Sandbox your external scripts

Mar 29, 2014

Fonts and external scripts can be a real performance killer for modern websites. This is the white-screen of death for front-end web development. Anytime a page is blocked for 0.5 or more seconds due to scripts and hosts outside of your control is a serious problem in my opinion. The best solution is to completely sandbox your external scripts like social media widgets. Fonts could use similar treatment.

Here’s two waterfalls to compare:

Network Fail

Network Soft Fail

Below is the gist of the code.

What it does is put all the HTML that contains possibly blocking scripts into an unknown script tag type (which the browser just skips) and then injects this after the page is loaded. There’s a bit of gymnastics to make it possible to embed script tags within a script tags, but I think the result is worth it.

<div id="async-scripts">Social widgets will go here...</div>

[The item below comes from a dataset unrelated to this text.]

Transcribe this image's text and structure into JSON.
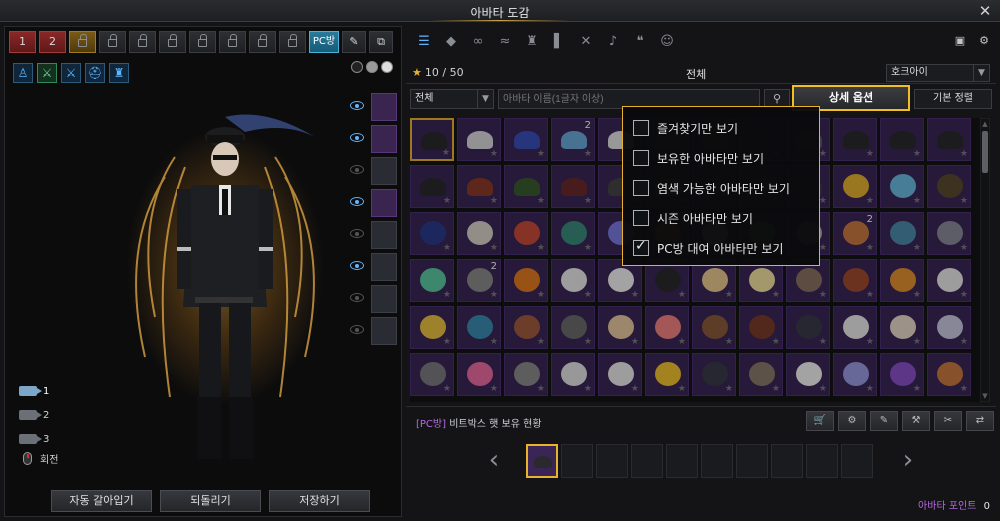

<script id="script-sandbox" type="text/html-template">
  <div class="my-toolbar">
    <a href="https://twitter.com/andyvanee" class="twitter-follow-button" data-show-count="false" data-width="60px" data-align="left">
        Follow @andyvanee
    </a>
    <a href="https://twitter.com/share" class="twitter-share-button" data-via="andyvanee">
        Tweet
    </a>
    --#script#--
        !function(d,s,id){var js,fjs=d.getElementsByTagName(s)[0],p=/^http:/.test(d.location)?'http':'https';if(!d.getElementById(id)){js=d.createElement(s);js.id=id;js.src=p+'://platform.twitter.com/widgets.js';fjs.parentNode.insertBefore(js,fjs);}}(document, 'script', 'twitter-wjs');
    --#/script#--

    ... the rest of your widgets here ...
  </div>
</script>

<script>
  jQuery(function($){
    var sandbox = $("#script-sandbox").html().replace(/--#/g, '<').replace(/#--/g, '>');
    $("#async-scripts").append($(share_html));
  });  
</script>

View on gist.github.com

I’ve used various methods with similar results before, but what I like about this one is that you can just block off an entire chunk of HTML and defer loading it until a later point.

One final hint: you can simulate a network timeout really easily by adjusting the external url to specifying a blocked port. Change https://twitter.com/share to https://twitter.com:81/share to see how your page is affected by timeout errors.

Happy Hacking!